◆ WORK ITEM
Please repeat the records below exactly, but only from the line that contains "Output a JSON" onward, ending with the last line.

◆ Records drawn from a dataset
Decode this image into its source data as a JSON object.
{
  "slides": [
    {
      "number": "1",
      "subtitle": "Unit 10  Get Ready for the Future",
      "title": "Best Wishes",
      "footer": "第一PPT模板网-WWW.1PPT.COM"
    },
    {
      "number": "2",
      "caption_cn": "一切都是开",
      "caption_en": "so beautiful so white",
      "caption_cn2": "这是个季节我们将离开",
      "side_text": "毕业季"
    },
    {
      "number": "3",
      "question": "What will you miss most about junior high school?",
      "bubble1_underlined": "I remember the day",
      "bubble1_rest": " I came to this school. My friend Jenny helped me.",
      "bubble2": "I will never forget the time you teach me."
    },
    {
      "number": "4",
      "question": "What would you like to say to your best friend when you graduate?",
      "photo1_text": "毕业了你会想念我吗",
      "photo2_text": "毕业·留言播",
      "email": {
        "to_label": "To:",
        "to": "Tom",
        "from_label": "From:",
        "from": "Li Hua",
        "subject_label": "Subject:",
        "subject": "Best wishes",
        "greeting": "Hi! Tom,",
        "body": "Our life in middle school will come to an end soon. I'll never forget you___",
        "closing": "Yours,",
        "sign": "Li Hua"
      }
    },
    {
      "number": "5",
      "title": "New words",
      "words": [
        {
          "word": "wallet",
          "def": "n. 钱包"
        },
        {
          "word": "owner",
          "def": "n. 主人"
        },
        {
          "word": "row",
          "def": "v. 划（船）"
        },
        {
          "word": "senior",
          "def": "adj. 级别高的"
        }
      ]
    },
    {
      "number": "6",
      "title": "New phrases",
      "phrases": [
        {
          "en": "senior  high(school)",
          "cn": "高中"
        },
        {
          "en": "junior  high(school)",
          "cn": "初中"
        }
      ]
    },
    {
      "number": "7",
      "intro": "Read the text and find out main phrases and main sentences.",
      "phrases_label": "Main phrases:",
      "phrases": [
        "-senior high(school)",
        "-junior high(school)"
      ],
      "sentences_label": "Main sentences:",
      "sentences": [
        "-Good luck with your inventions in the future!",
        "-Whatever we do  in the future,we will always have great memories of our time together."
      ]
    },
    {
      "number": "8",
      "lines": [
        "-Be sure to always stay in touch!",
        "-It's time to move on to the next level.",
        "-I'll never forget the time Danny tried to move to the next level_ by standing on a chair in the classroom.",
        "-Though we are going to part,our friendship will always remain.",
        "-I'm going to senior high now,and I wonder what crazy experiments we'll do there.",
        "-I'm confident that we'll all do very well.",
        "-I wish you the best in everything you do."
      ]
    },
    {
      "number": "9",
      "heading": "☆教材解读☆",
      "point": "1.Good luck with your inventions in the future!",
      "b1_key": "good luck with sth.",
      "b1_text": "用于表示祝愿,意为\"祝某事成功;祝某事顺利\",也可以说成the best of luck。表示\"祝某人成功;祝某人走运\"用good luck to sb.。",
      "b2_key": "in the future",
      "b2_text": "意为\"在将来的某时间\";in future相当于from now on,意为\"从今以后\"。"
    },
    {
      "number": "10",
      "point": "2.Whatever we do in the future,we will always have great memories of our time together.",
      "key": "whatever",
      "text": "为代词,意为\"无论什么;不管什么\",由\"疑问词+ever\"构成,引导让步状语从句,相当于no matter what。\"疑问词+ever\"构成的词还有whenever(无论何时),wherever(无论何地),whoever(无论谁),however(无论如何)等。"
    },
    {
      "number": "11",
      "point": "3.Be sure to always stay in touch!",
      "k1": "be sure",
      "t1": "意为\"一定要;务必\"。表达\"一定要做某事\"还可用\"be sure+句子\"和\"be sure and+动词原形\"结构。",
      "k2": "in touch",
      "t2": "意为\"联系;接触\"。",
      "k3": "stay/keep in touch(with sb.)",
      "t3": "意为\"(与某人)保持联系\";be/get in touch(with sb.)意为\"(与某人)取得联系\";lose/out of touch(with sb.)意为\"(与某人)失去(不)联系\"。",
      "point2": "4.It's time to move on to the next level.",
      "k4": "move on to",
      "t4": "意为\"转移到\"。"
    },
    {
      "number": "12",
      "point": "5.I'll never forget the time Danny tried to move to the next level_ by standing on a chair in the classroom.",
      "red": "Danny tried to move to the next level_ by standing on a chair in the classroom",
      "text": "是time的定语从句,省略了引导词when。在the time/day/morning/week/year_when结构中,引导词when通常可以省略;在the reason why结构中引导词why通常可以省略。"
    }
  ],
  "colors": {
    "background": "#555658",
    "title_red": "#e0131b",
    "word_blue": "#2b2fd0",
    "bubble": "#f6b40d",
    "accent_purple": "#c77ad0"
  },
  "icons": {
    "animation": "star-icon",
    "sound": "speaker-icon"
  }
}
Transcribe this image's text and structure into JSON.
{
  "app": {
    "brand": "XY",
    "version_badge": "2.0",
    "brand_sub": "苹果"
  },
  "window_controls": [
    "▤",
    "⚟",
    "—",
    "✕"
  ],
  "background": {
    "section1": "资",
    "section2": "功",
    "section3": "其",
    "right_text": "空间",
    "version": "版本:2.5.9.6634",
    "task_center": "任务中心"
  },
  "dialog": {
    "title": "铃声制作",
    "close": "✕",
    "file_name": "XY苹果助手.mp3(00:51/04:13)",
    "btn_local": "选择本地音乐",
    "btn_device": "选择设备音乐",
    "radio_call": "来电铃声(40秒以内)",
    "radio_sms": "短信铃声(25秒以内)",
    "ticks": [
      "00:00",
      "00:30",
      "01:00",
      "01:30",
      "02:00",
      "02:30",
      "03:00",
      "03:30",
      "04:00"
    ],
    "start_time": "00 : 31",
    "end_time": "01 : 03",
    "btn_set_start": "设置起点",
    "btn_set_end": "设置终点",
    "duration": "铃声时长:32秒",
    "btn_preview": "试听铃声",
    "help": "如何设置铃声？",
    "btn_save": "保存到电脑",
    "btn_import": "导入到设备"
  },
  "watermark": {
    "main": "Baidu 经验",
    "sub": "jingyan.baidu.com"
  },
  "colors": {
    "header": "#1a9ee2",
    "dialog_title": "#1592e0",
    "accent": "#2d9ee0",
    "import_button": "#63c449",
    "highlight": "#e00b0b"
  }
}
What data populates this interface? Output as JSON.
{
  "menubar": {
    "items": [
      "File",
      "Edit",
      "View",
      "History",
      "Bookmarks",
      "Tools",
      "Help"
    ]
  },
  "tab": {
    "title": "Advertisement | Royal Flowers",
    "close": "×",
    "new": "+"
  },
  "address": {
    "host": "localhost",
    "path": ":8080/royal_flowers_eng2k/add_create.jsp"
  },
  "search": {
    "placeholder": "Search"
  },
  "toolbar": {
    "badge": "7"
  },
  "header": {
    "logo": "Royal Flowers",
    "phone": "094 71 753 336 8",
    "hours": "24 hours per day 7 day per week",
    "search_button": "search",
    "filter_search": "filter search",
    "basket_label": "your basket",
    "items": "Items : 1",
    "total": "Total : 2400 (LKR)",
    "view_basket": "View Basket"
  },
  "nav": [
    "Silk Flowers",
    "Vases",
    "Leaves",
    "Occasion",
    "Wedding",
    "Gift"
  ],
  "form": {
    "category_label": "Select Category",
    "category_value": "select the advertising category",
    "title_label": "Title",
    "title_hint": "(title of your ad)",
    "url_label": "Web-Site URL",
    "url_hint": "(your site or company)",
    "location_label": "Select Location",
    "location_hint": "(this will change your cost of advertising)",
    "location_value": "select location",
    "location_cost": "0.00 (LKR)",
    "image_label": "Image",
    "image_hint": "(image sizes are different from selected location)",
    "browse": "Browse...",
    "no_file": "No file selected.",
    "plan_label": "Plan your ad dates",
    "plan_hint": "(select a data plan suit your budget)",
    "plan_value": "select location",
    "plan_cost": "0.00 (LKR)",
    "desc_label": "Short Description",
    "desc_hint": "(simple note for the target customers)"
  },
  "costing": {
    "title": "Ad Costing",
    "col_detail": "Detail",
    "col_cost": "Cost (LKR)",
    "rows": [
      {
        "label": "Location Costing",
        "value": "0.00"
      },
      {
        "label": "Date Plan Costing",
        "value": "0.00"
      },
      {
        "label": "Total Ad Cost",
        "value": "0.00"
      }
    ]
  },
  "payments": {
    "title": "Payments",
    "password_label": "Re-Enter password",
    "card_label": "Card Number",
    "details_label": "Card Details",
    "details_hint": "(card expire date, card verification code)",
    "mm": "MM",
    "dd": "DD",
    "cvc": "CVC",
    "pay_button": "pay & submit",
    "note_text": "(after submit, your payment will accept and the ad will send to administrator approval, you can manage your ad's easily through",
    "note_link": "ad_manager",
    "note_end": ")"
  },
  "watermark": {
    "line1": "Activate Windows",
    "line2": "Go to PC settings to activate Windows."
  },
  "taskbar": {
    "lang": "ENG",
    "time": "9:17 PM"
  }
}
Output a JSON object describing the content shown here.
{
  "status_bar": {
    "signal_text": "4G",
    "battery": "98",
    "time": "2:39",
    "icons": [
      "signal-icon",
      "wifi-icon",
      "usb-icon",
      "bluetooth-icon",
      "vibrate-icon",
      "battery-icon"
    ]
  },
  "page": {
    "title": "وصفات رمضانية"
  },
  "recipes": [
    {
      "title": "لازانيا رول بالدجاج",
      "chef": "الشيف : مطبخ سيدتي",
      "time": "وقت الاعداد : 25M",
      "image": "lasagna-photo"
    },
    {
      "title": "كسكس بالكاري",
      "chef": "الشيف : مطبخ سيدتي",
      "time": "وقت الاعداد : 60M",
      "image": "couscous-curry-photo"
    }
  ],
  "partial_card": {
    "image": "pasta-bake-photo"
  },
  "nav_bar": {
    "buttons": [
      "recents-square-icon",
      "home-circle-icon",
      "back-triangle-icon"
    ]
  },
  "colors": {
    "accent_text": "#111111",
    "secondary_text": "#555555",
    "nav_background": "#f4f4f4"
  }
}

◆ COMPLETED TASK
Output a JSON object describing the content shown here.
{
  "status_bar": {
    "signal_text": "4G",
    "battery": "98",
    "time": "2:39",
    "icons": [
      "signal-icon",
      "wifi-icon",
      "usb-icon",
      "bluetooth-icon",
      "vibrate-icon",
      "battery-icon"
    ]
  },
  "page": {
    "title": "وصفات رمضانية"
  },
  "recipes": [
    {
      "title": "لازانيا رول بالدجاج",
      "chef": "الشيف : مطبخ سيدتي",
      "time": "وقت الاعداد : 25M",
      "image": "lasagna-photo"
    },
    {
      "title": "كسكس بالكاري",
      "chef": "الشيف : مطبخ سيدتي",
      "time": "وقت الاعداد : 60M",
      "image": "couscous-curry-photo"
    }
  ],
  "partial_card": {
    "image": "pasta-bake-photo"
  },
  "nav_bar": {
    "buttons": [
      "recents-square-icon",
      "home-circle-icon",
      "back-triangle-icon"
    ]
  },
  "colors": {
    "accent_text": "#111111",
    "secondary_text": "#555555",
    "nav_background": "#f4f4f4"
  }
}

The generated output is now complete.